• _Provided data_:
↓↓↓

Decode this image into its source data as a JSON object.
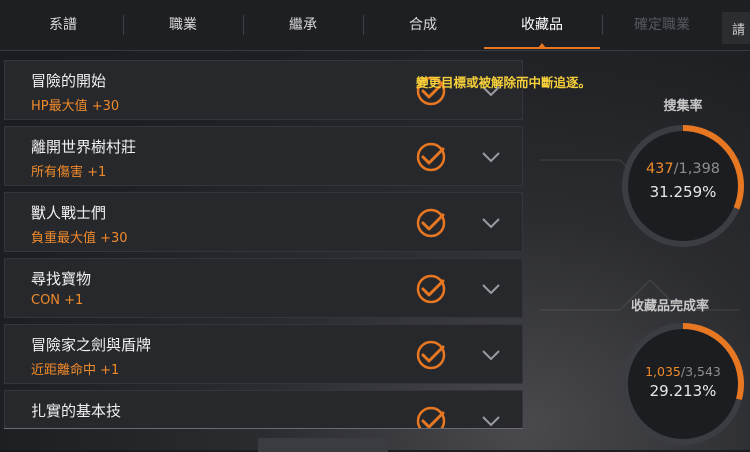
{
  "tabs": [
    {
      "label": "系譜",
      "state": "normal"
    },
    {
      "label": "職業",
      "state": "normal"
    },
    {
      "label": "繼承",
      "state": "normal"
    },
    {
      "label": "合成",
      "state": "normal"
    },
    {
      "label": "收藏品",
      "state": "active"
    },
    {
      "label": "確定職業",
      "state": "disabled"
    }
  ],
  "tab_partial_label": "請",
  "notice": "變更目標或被解除而中斷追逐。",
  "collection": [
    {
      "title": "冒險的開始",
      "bonus": "HP最大值  +30",
      "completed": true
    },
    {
      "title": "離開世界樹村莊",
      "bonus": "所有傷害  +1",
      "completed": true
    },
    {
      "title": "獸人戰士們",
      "bonus": "負重最大值  +30",
      "completed": true
    },
    {
      "title": "尋找寶物",
      "bonus": "CON  +1",
      "completed": true
    },
    {
      "title": "冒險家之劍與盾牌",
      "bonus": "近距離命中  +1",
      "completed": true
    },
    {
      "title": "扎實的基本技",
      "bonus": "",
      "completed": true
    }
  ],
  "stats": {
    "search_rate": {
      "label": "搜集率",
      "current": "437",
      "total": "/1,398",
      "percent": "31.259%",
      "fraction": 0.31259
    },
    "completion_rate": {
      "label": "收藏品完成率",
      "current": "1,035",
      "total": "/3,543",
      "percent": "29.213%",
      "fraction": 0.29213
    }
  },
  "colors": {
    "accent": "#e87722",
    "bonus": "#f08a2b",
    "notice": "#f6cf3a",
    "row_bg": "#26282c"
  }
}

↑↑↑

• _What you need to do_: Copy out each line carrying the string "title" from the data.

• _Solution_:
      "title": "冒險的開始",
      "title": "離開世界樹村莊",
      "title": "獸人戰士們",
      "title": "尋找寶物",
      "title": "冒險家之劍與盾牌",
      "title": "扎實的基本技",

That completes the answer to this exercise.